Task brief>
Set down the data again word for word. Skip any pictures.

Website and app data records
====

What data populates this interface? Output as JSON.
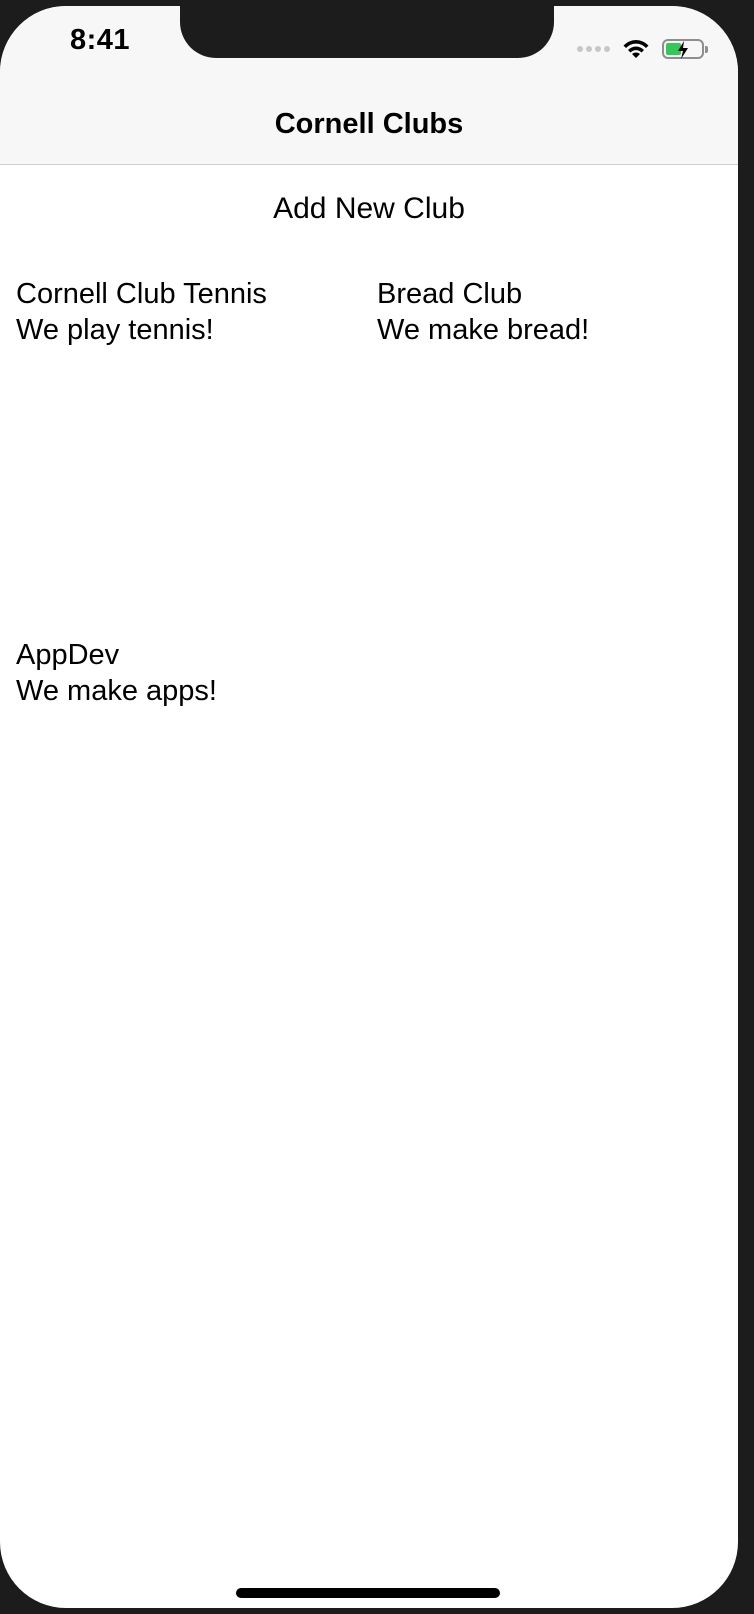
{
  "status_bar": {
    "time": "8:41",
    "icons": [
      "signal-icon",
      "wifi-icon",
      "battery-charging-icon"
    ],
    "battery_level": 0.45,
    "battery_color": "#34c759"
  },
  "nav": {
    "title": "Cornell Clubs"
  },
  "actions": {
    "add_label": "Add New Club"
  },
  "clubs": [
    {
      "name": "Cornell Club Tennis",
      "description": "We play tennis!"
    },
    {
      "name": "Bread Club",
      "description": "We make bread!"
    },
    {
      "name": "AppDev",
      "description": "We make apps!"
    }
  ]
}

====

Task result>
What data populates this interface? Output as JSON.
{
  "status_bar": {
    "time": "8:41",
    "icons": [
      "signal-icon",
      "wifi-icon",
      "battery-charging-icon"
    ],
    "battery_level": 0.45,
    "battery_color": "#34c759"
  },
  "nav": {
    "title": "Cornell Clubs"
  },
  "actions": {
    "add_label": "Add New Club"
  },
  "clubs": [
    {
      "name": "Cornell Club Tennis",
      "description": "We play tennis!"
    },
    {
      "name": "Bread Club",
      "description": "We make bread!"
    },
    {
      "name": "AppDev",
      "description": "We make apps!"
    }
  ]
}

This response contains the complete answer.